The diffusion of large molecules in wood pre-treated with steam explosion is important to understand in the context of the materials biorefinery. Steam explosion is a pretreatment method used to both open up the internal structure of wood and increase the accessibility of the cell walls of the wood with the use of high-pressure steam, and it is considered an energy-efficient method.
In this thesis, the diffusion of large molecules in wood pretreated with steam explosion is studied experimentally and through mathematical modeling. During steam explosion, wood biomass is subjected to saturated steam at elevated pressure and is followed by a quick release to atmospheric pressure. This treatment leads to mechanical ruptures and chemical modifications of the wood structure. Fluorescently marked dextran probes, up to 40 kDa in size, were used in combination with Fluorescent Recovery after Photobleaching to study diffusion in samples prepared with steam explosion. In this method, the fluorophore is bleached with a high intensity laser, the recovery of fluorescent intensity by the surrounding molecules is measured, and an effective diffusion coefficient can be calculated. Mathematical modeling was performed within the Lattice Boltzmann framework, utilizing images from a scanning electron microscope and high-resolution X-ray tomography, to reconstruct an accurate representation of the structural features of the microscale in wood.

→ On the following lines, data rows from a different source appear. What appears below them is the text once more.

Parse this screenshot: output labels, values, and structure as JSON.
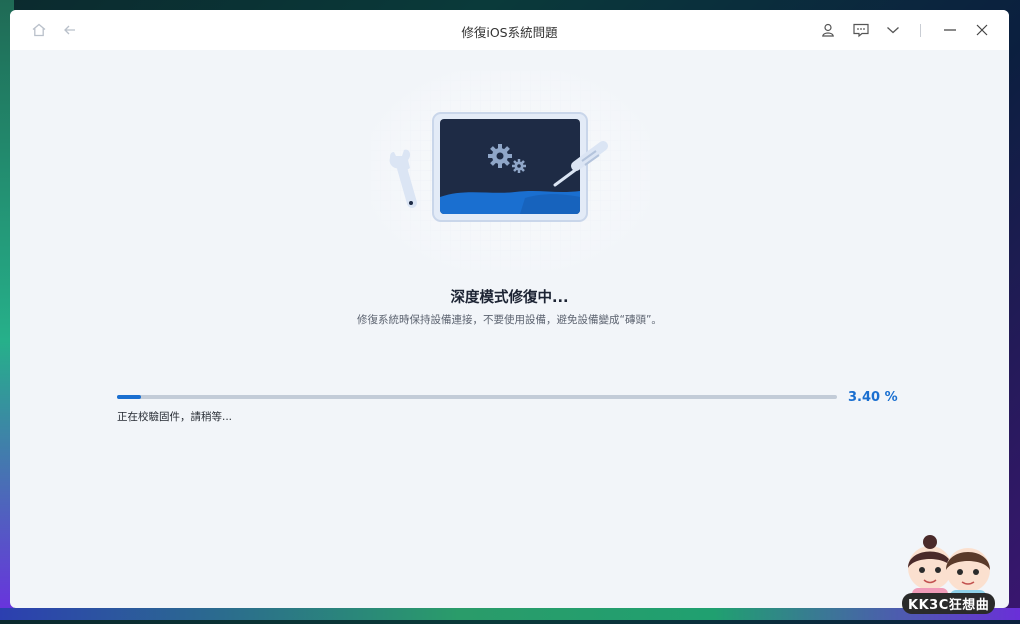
{
  "window": {
    "title": "修復iOS系統問題"
  },
  "titlebar": {
    "icons": [
      "home-icon",
      "back-arrow-icon",
      "user-icon",
      "feedback-icon",
      "chevron-down-icon",
      "minimize-icon",
      "close-icon"
    ]
  },
  "main": {
    "headline": "深度模式修復中...",
    "subline": "修復系統時保持設備連接，不要使用設備，避免設備變成“磚頭”。"
  },
  "progress": {
    "percent": 3.4,
    "percent_label": "3.40 %",
    "status": "正在校驗固件，請稍等..."
  },
  "watermark": {
    "text": "KK3C狂想曲"
  },
  "colors": {
    "accent": "#1a6fd0",
    "screen": "#1e2b45",
    "background": "#f2f5f9"
  }
}
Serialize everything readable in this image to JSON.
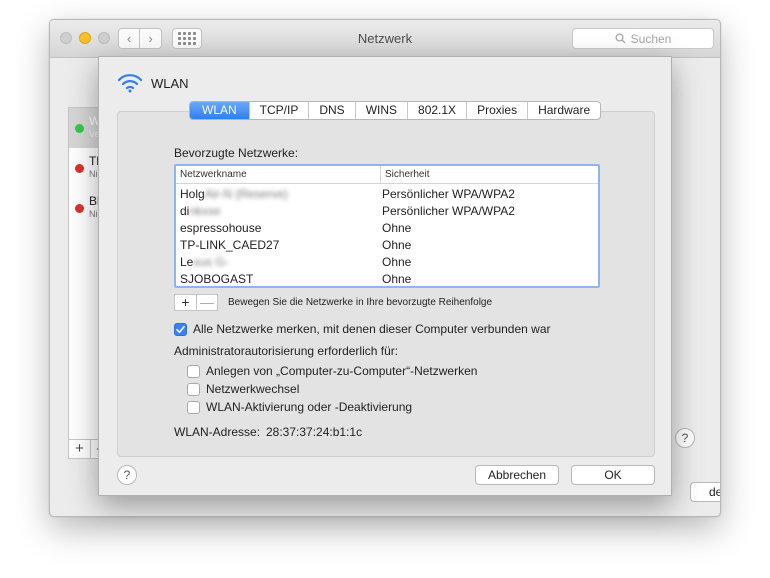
{
  "window": {
    "title": "Netzwerk",
    "search_placeholder": "Suchen",
    "back_icon": "‹",
    "forward_icon": "›",
    "sidebar": {
      "items": [
        {
          "name": "W",
          "sub": "Ve",
          "status_color": "#34c84a"
        },
        {
          "name": "Th",
          "sub": "Ni",
          "status_color": "#e0302a"
        },
        {
          "name": "Bl",
          "sub": "Ni",
          "status_color": "#e0302a"
        }
      ],
      "plus": "+",
      "minus": "–"
    },
    "help": "?",
    "partial_button": "den"
  },
  "sheet": {
    "service_name": "WLAN",
    "tabs": [
      {
        "label": "WLAN",
        "active": true
      },
      {
        "label": "TCP/IP"
      },
      {
        "label": "DNS"
      },
      {
        "label": "WINS"
      },
      {
        "label": "802.1X"
      },
      {
        "label": "Proxies"
      },
      {
        "label": "Hardware"
      }
    ],
    "preferred_label": "Bevorzugte Netzwerke:",
    "table": {
      "col_name": "Netzwerkname",
      "col_security": "Sicherheit",
      "rows": [
        {
          "name_visible": "Holg",
          "name_blur": "Air-N (Reserve)",
          "security": "Persönlicher WPA/WPA2"
        },
        {
          "name_visible": "di",
          "name_blur": "nkxxe",
          "security": "Persönlicher WPA/WPA2"
        },
        {
          "name_visible": "espressohouse",
          "name_blur": "",
          "security": "Ohne"
        },
        {
          "name_visible": "TP-LINK_CAED27",
          "name_blur": "",
          "security": "Ohne"
        },
        {
          "name_visible": "Le",
          "name_blur": "xus G-",
          "security": "Ohne"
        },
        {
          "name_visible": "SJOBOGAST",
          "name_blur": "",
          "security": "Ohne"
        }
      ]
    },
    "plus": "+",
    "minus": "—",
    "drag_hint": "Bewegen Sie die Netzwerke in Ihre bevorzugte Reihenfolge",
    "remember_label": "Alle Netzwerke merken, mit denen dieser Computer verbunden war",
    "remember_checked": true,
    "admin_label": "Administratorautorisierung erforderlich für:",
    "admin_options": [
      {
        "label": "Anlegen von „Computer-zu-Computer“-Netzwerken",
        "checked": false
      },
      {
        "label": "Netzwerkwechsel",
        "checked": false
      },
      {
        "label": "WLAN-Aktivierung oder -Deaktivierung",
        "checked": false
      }
    ],
    "address_label": "WLAN-Adresse:",
    "address_value": "28:37:37:24:b1:1c",
    "help": "?",
    "cancel": "Abbrechen",
    "ok": "OK"
  },
  "colors": {
    "accent": "#3b82f0",
    "wifi_icon": "#2f7fe8",
    "status_connected": "#34c84a",
    "status_off": "#e0302a"
  }
}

The main findings of this thesis show that fluorescent diffusion probes can be utilized to investigate diffusion in both native wood and steam-exploded pretreated wood. A relative difference between earlywood and latewood is shown, and an increase in diffusion caused by the disintegration of the cell wall structure is found. The sub-micron features of the bordered pits, which enable radial transport between wood cells, were reconstructed, as well as the general microstructure in wood. The effective diffusion coefficient was computed by solving the diffusion equation for each structure. It was found that the outer borders covering the internal structure of the bordered pit totally dominate the mass transfer resistance. Transversal diffusion rates in the microstructure were found to increase after steam explosion, depending on the degree of disintegration and local volume investigated. The steam-exploded samples generally had a lower tortuosity, or shorter diffusion pathway, than native samples. Multiscale modeling was used to overcome the high computational demand of resolving the small features of a bordered pit at the microscale. The models presented used a variable diffusion coefficient where in the result for a single bordered pit is used.